Around the rim, Brown was largely untested, as he attempted only a handful of shots inside the paint last season. He was a below average finisher in this small sample, shooting 46%, as he does not possess the size or explosiveness needed to finish at a high rate in traffic. He doesn't shy away from contact, as his 5.0 free throw attempts per 40 minutes pace adjusted is solid for a player who plays off the ball most of the game, but he has yet to show the ball-handling ability and creativity you'd hope to see from a NBA shooting guard prospect.

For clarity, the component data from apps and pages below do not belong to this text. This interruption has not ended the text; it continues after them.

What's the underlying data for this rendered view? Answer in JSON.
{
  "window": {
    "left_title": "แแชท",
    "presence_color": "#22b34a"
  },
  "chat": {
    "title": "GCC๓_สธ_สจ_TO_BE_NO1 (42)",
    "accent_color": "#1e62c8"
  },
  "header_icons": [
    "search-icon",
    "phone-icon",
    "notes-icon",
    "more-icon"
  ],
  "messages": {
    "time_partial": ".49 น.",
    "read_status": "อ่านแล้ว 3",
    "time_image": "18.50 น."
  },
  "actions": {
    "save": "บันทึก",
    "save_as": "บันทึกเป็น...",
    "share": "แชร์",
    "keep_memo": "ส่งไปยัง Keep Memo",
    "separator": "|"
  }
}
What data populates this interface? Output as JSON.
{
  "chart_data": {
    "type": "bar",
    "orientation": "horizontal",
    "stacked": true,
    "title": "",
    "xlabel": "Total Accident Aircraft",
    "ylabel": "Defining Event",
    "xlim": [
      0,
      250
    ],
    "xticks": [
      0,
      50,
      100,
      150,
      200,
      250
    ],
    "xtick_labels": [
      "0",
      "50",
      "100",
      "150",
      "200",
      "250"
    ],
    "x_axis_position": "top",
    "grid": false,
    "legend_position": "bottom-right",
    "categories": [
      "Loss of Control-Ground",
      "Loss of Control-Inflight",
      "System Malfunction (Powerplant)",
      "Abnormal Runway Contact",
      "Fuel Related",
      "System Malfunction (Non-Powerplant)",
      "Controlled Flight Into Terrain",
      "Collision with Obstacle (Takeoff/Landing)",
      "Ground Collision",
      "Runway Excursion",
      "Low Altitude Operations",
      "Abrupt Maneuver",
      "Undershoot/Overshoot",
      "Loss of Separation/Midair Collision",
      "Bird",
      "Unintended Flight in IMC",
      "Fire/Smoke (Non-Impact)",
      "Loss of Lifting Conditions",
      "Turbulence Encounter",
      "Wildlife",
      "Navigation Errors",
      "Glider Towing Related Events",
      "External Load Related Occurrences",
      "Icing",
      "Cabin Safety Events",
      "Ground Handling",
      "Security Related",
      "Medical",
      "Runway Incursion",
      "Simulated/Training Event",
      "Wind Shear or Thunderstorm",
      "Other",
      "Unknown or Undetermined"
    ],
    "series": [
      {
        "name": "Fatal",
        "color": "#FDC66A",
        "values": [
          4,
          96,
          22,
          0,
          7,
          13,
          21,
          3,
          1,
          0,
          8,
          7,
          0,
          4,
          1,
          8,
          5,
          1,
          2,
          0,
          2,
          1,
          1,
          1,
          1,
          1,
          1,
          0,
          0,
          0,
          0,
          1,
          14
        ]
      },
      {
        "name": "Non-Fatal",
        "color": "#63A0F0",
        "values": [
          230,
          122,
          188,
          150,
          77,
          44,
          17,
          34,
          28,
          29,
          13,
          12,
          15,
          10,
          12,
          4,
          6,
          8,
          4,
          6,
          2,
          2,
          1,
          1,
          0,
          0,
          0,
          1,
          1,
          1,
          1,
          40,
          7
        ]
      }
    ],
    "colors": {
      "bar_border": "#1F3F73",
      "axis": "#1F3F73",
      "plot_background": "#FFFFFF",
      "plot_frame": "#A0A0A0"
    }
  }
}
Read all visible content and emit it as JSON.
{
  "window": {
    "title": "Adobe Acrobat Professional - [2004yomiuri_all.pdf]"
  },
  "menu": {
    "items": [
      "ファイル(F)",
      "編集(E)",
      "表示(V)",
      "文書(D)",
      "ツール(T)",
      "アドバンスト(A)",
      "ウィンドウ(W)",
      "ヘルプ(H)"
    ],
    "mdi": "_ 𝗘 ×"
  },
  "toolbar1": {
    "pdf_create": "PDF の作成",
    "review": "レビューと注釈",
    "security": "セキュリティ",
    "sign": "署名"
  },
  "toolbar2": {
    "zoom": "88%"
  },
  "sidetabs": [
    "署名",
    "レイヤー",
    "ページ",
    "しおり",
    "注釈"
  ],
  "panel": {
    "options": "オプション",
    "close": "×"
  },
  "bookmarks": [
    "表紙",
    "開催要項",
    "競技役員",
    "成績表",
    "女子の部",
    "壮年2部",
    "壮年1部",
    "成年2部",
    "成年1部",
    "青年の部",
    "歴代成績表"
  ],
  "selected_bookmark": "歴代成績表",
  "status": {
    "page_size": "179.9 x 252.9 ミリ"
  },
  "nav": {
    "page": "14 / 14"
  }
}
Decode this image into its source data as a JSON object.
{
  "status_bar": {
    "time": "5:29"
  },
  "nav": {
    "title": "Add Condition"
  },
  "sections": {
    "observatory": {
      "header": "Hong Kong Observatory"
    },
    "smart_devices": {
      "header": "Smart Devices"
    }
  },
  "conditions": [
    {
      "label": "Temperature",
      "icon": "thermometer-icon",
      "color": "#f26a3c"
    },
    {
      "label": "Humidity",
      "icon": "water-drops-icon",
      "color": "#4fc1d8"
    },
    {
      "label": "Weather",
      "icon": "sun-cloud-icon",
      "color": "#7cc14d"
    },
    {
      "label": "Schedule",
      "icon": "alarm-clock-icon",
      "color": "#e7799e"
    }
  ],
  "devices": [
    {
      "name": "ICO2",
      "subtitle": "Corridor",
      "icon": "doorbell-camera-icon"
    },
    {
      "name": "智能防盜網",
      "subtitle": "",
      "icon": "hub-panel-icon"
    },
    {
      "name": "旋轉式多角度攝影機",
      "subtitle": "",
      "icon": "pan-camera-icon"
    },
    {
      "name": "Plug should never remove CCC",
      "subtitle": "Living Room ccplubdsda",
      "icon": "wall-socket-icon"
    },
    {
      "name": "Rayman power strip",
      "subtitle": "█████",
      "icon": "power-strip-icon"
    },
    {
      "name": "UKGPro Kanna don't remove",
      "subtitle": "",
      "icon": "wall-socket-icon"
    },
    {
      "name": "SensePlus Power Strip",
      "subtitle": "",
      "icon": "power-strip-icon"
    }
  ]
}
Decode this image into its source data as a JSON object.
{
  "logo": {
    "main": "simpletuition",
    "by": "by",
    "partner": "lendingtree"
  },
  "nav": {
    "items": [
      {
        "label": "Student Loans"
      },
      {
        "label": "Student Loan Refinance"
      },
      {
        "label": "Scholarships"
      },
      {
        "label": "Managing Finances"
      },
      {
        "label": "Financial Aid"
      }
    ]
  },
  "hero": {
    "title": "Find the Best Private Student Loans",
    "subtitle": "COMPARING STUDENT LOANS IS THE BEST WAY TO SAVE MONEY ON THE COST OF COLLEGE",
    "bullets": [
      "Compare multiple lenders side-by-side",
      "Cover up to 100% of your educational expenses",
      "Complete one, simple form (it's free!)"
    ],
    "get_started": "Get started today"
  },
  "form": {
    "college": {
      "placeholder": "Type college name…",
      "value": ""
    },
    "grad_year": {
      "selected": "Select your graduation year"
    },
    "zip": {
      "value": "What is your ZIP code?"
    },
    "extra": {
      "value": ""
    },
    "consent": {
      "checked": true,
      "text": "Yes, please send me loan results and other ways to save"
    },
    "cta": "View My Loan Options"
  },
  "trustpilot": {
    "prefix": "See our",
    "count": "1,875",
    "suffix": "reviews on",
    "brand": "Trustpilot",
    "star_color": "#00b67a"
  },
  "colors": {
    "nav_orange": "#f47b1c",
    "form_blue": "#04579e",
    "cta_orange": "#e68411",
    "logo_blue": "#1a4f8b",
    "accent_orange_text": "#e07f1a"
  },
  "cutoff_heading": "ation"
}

Defensively, Brown is a tireless worker and his physical tools make him a strong defensive player. He has above average agility and lateral movement to stay in front of quick players and enough strength at this point to hold off bigger players. On the ball, he moves his feet exceptionally well to not allow dribble penetration to beat him. He is just as impressive off the ball, constantly moving to cut off the offense while using his quickness to close out on shooters. Scouts will appreciate that he can add value to a team on the defensive side of the ball on those nights when his shot is not falling, even if his lack of size is somewhat concerning at his position at just 6-3 in shoes.
This season, scouts will want to see Brown provide something other on offense than simply catching and shooting. With the loss of several high usage players, including Phil Pressey, Brown should have the opportunity to play with the ball in his hands more, showing whether he can create offense off the dribble or not. As he steps into a larger offensive role, he'll need to show the same commitment level on defense he did when he had to expend less energy on offense last season.
As it stands now, Brown's shooting alone is not enough for him to be a NBA draft prospect. Brown showed the potential to do more than that at the high school level, so if he adds a few wrinkles to his offensive game this season, he could begin to make more of a case for himself. [Read Full Article]